◆ **Problem**
Among these entries, count the lines containing the word "glyph" and answer with only the number.

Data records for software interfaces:
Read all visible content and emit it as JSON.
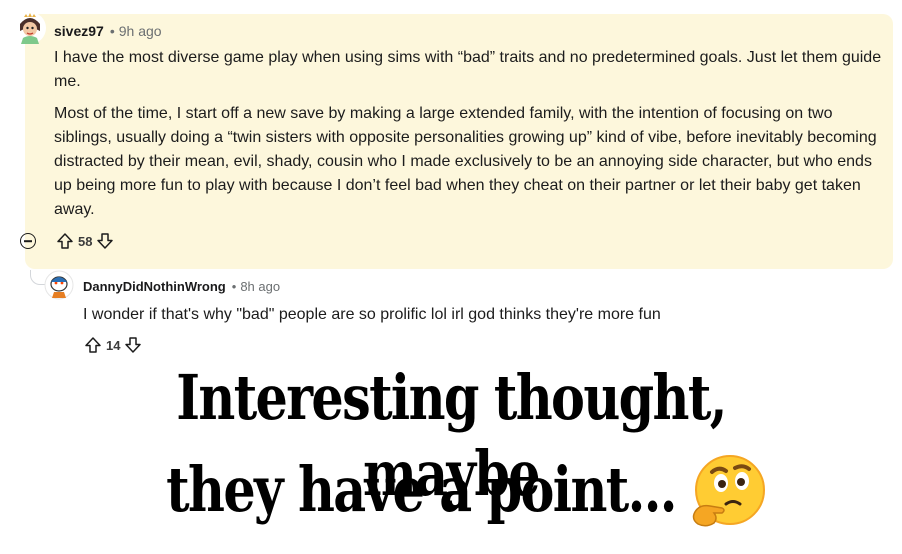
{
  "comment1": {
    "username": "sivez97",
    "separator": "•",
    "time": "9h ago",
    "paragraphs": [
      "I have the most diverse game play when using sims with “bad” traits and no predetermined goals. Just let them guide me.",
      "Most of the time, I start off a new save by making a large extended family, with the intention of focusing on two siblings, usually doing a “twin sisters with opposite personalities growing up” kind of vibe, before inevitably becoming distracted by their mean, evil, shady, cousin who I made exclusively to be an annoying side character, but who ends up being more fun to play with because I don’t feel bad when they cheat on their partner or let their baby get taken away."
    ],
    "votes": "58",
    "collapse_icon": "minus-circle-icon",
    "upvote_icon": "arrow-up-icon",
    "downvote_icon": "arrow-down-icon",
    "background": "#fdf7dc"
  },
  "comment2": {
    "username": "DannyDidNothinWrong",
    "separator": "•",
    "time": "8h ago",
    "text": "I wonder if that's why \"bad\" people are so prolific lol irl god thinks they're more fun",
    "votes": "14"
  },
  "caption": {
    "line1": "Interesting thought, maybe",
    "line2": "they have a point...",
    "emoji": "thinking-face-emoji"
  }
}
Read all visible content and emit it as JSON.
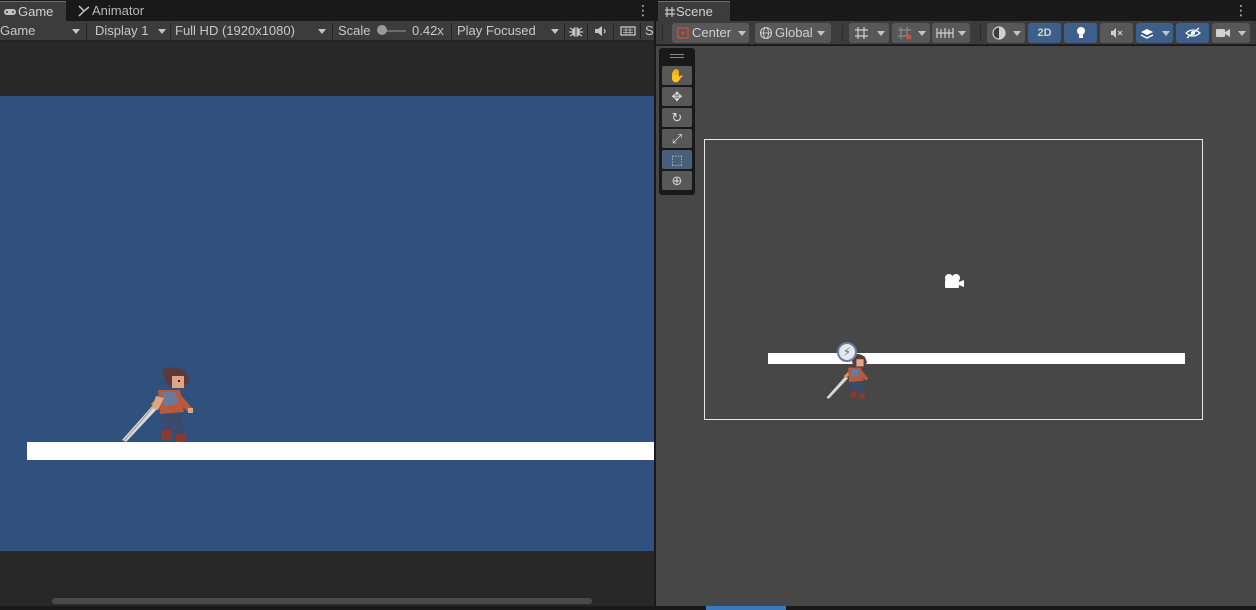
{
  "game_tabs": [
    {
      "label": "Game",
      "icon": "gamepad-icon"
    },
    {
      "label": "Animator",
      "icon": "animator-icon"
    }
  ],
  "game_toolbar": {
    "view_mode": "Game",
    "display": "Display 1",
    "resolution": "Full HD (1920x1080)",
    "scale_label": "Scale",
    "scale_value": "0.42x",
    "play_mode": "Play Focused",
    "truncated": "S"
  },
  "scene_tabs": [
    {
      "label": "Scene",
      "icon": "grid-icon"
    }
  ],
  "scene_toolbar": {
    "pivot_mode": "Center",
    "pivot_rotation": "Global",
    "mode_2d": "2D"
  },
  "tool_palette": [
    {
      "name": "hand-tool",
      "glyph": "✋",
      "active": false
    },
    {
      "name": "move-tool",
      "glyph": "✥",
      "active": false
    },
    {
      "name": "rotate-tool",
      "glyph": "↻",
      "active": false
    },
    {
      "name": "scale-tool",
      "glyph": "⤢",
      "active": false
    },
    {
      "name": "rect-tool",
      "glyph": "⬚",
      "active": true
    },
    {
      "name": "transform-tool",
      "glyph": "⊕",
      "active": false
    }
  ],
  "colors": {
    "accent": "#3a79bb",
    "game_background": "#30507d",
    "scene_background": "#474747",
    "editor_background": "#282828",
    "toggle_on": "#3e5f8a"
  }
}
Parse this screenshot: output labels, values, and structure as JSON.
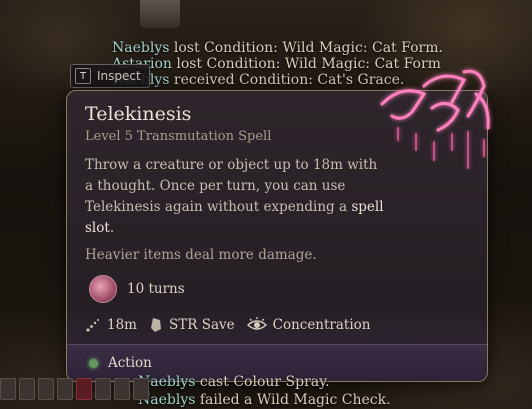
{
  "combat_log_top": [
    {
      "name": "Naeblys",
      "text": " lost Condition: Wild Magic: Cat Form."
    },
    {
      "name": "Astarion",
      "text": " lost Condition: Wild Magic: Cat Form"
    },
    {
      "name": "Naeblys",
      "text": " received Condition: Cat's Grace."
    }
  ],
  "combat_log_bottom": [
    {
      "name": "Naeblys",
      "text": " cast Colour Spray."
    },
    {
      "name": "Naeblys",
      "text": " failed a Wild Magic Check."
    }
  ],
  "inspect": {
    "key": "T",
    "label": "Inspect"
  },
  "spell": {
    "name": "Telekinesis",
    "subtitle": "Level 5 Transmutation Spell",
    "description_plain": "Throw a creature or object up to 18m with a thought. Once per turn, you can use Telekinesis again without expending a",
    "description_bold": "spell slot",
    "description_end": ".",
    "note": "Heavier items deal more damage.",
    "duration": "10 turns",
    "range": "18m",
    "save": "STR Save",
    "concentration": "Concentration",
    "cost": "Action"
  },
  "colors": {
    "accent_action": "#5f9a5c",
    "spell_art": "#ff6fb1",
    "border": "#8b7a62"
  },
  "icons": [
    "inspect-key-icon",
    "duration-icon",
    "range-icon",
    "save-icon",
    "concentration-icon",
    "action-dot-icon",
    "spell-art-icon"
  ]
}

◆ **Reply**
6